[Supplied material — start]
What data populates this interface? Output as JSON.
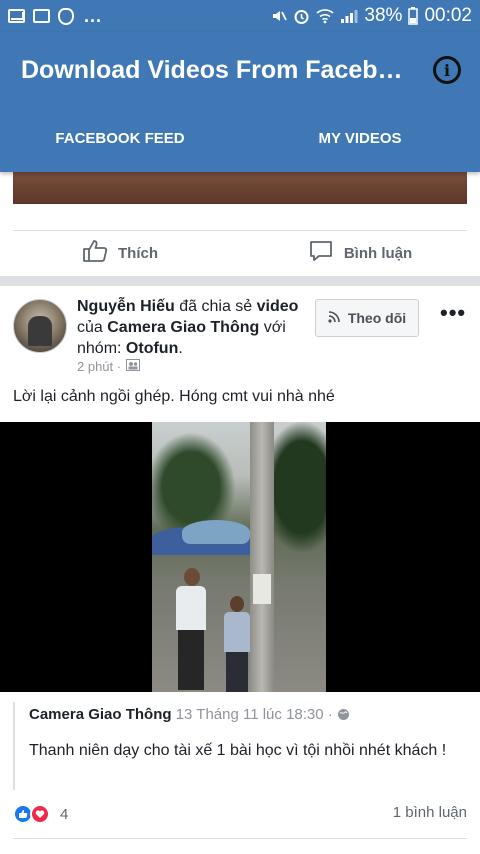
{
  "status_bar": {
    "battery": "38%",
    "time": "00:02",
    "more": "..."
  },
  "app": {
    "title": "Download Videos From Faceb…"
  },
  "tabs": [
    {
      "label": "FACEBOOK FEED"
    },
    {
      "label": "MY VIDEOS"
    }
  ],
  "prev_post": {
    "like_label": "Thích",
    "comment_label": "Bình luận"
  },
  "post": {
    "author": "Nguyễn Hiếu",
    "shared_text": "đã chia sẻ",
    "video_word": "video",
    "of_word": "của",
    "page": "Camera Giao Thông",
    "with_group": "với nhóm:",
    "group": "Otofun",
    "time": "2 phút ·",
    "follow_label": "Theo dõi",
    "text": "Lời lại cảnh ngồi ghép. Hóng cmt vui nhà nhé",
    "shared_author": "Camera Giao Thông",
    "shared_date": "13 Tháng 11 lúc 18:30 ·",
    "shared_text_body": "Thanh niên dạy cho tài xế 1 bài học vì tội nhồi nhét khách !",
    "reaction_count": "4",
    "comment_count": "1 bình luận"
  }
}
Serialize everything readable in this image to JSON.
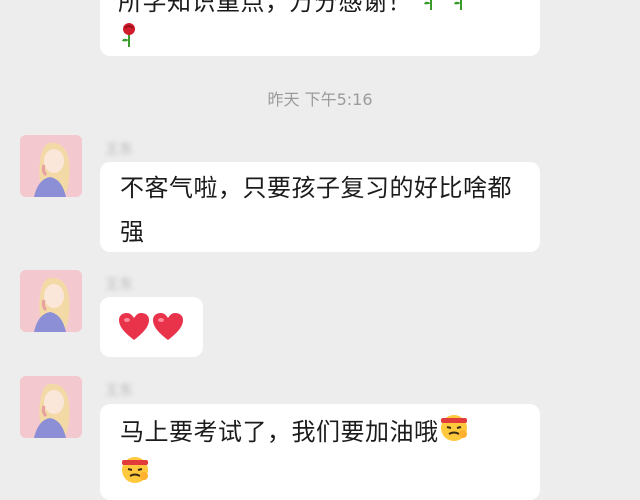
{
  "messages": [
    {
      "id": "m0",
      "direction": "incoming",
      "text": "所学知识重点，万分感谢！",
      "trailing_emojis": [
        "rose-icon",
        "rose-icon",
        "rose-icon"
      ]
    },
    {
      "id": "m1",
      "direction": "incoming",
      "sender": "王东",
      "text": "不客气啦，只要孩子复习的好比啥都强"
    },
    {
      "id": "m2",
      "direction": "incoming",
      "sender": "王东",
      "emojis": [
        "heart-icon",
        "heart-icon"
      ]
    },
    {
      "id": "m3",
      "direction": "incoming",
      "sender": "王东",
      "text": "马上要考试了，我们要加油哦",
      "trailing_emojis": [
        "determined-face-icon",
        "determined-face-icon"
      ]
    }
  ],
  "timestamp": "昨天 下午5:16",
  "colors": {
    "background": "#ededed",
    "bubble": "#ffffff",
    "timestamp": "#9b9b9b",
    "avatar_bg": "#f4c8cf"
  }
}
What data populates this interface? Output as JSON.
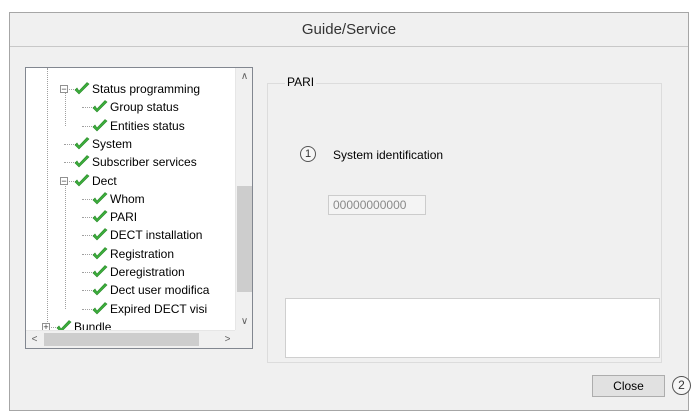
{
  "window": {
    "title": "Guide/Service"
  },
  "tree": {
    "items": [
      {
        "label": "Status programming",
        "level": 1,
        "expander": "−"
      },
      {
        "label": "Group status",
        "level": 2
      },
      {
        "label": "Entities status",
        "level": 2
      },
      {
        "label": "System",
        "level": 1
      },
      {
        "label": "Subscriber services",
        "level": 1
      },
      {
        "label": "Dect",
        "level": 1,
        "expander": "−"
      },
      {
        "label": "Whom",
        "level": 2
      },
      {
        "label": "PARI",
        "level": 2
      },
      {
        "label": "DECT installation",
        "level": 2
      },
      {
        "label": "Registration",
        "level": 2
      },
      {
        "label": "Deregistration",
        "level": 2
      },
      {
        "label": "Dect user modifica",
        "level": 2
      },
      {
        "label": "Expired DECT visi",
        "level": 2
      },
      {
        "label": "Bundle",
        "level": 0,
        "expander": "+"
      }
    ],
    "scroll_up": "∧",
    "scroll_down": "∨",
    "scroll_left": "<",
    "scroll_right": ">"
  },
  "panel": {
    "legend": "PARI",
    "marker1": "1",
    "system_identification_label": "System identification",
    "system_identification_value": "00000000000"
  },
  "footer": {
    "close_label": "Close",
    "marker2": "2"
  },
  "colors": {
    "check_green": "#3cae3c",
    "window_bg": "#f0f0f0"
  }
}
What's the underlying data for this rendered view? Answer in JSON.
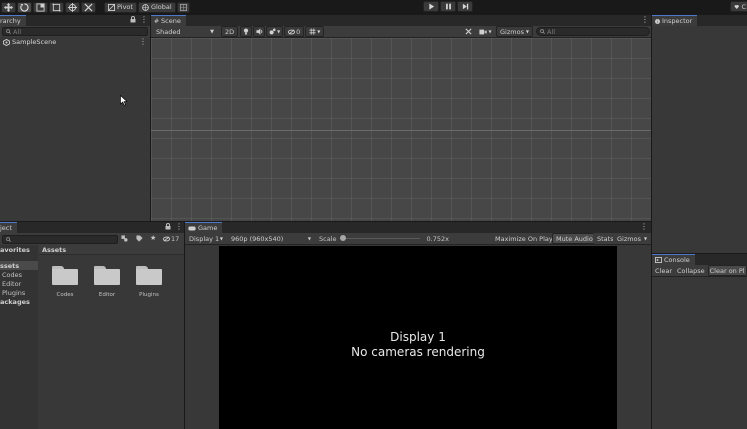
{
  "top_toolbar": {
    "pivot_label": "Pivot",
    "global_label": "Global",
    "account_label": "C"
  },
  "hierarchy": {
    "tab_label": "rarchy",
    "search_placeholder": "All",
    "scene_item": "SampleScene"
  },
  "scene": {
    "tab_label": "Scene",
    "draw_mode": "Shaded",
    "mode_2d": "2D",
    "layer_count": "0",
    "gizmos_label": "Gizmos",
    "search_placeholder": "All"
  },
  "inspector": {
    "tab_label": "Inspector"
  },
  "project": {
    "tab_label": "ject",
    "hidden_count": "17",
    "favorites_label": "avorites",
    "tree": [
      {
        "label": "ssets",
        "selected": true
      },
      {
        "label": "Codes",
        "selected": false
      },
      {
        "label": "Editor",
        "selected": false
      },
      {
        "label": "Plugins",
        "selected": false
      },
      {
        "label": "ackages",
        "selected": false
      }
    ],
    "breadcrumb": "Assets",
    "folders": [
      {
        "label": "Codes"
      },
      {
        "label": "Editor"
      },
      {
        "label": "Plugins"
      }
    ]
  },
  "game": {
    "tab_label": "Game",
    "display_label": "Display 1",
    "resolution_label": "960p (960x540)",
    "scale_label": "Scale",
    "scale_value": "0.752x",
    "maximize_label": "Maximize On Play",
    "mute_label": "Mute Audio",
    "stats_label": "Stats",
    "gizmos_label": "Gizmos",
    "message_line1": "Display 1",
    "message_line2": "No cameras rendering"
  },
  "console": {
    "tab_label": "Console",
    "clear_label": "Clear",
    "collapse_label": "Collapse",
    "clear_on_play_label": "Clear on Pl"
  },
  "colors": {
    "accent": "#4d78cc",
    "scene_bg": "#474747",
    "panel_bg": "#383838",
    "game_bg": "#000000"
  }
}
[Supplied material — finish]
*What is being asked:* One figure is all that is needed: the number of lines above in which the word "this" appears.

*Task response:* 4